“In keeping with my campaign promise, my Administration is announcing a plan to give working and middle class families breathing room as they prepare to resume federal student loan payments in January 2023,” Biden tweeted.
Biden is expected to give remarks on the plan Wednesday afternoon.
The nation’s federal student debt now tops $1.6 trillion after ballooning for years.

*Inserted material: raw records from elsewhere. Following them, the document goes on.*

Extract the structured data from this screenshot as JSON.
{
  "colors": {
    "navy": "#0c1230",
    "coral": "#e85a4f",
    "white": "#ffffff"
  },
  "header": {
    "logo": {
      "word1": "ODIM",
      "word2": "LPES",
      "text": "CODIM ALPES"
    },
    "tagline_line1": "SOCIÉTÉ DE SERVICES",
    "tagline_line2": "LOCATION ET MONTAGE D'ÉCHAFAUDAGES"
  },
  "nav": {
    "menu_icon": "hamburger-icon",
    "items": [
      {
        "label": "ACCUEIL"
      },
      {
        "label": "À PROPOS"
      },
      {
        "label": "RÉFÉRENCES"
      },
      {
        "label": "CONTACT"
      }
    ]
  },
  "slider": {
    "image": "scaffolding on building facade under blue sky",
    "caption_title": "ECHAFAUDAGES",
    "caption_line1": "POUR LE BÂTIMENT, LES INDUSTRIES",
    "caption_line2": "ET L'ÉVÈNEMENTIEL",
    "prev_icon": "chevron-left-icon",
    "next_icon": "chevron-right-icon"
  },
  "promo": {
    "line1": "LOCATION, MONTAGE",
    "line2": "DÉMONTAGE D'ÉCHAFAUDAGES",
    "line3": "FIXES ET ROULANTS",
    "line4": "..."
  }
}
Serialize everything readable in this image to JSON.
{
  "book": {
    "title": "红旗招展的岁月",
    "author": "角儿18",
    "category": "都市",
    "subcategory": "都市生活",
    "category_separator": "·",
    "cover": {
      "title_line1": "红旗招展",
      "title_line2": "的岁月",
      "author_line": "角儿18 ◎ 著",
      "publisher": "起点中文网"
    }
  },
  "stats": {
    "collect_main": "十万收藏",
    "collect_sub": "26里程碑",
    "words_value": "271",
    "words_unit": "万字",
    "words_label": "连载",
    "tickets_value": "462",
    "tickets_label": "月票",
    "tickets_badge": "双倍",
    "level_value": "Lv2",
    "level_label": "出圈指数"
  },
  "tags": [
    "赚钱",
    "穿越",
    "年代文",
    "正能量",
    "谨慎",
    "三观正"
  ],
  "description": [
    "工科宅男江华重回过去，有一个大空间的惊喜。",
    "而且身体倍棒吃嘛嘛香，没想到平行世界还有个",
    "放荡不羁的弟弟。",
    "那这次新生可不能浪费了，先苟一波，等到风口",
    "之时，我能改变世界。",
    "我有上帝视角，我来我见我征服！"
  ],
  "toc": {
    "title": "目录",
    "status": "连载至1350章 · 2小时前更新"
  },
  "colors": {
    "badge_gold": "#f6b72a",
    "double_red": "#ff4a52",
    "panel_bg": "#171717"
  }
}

More than 43 million Americans have federal student debt, with almost a third owing less than $10,000 and more than half owing less than $20,000, according to the latest federal data.
The national debt, according to the Treasury Department, currently sits at $30.7 trillion.
Biden said his administration will forgive student loan debt up to $20,000 for borrowers who attended college on Pell Grants; and $10,000 for borrowers who did not receive Pell Grants. Biden said the forgiveness “only applies to those earning less than $125,000.”
Biden also said that borrowers with undergraduate student loans are able to “cap repayment at 5% of your monthly income.”
Pandemic-era payment freezes were set to end on Aug. 31, but Biden on Wednesday also extended the payment pause “one final time through Dec. 31, 2022.”
According to a Penn Wharton Budget Model, a one-time maximum debt forgiveness of $10,000 for borrowers who make less than $125,000 will cost around $300 billion for taxpayers.
This is a developing story. Check back for updates.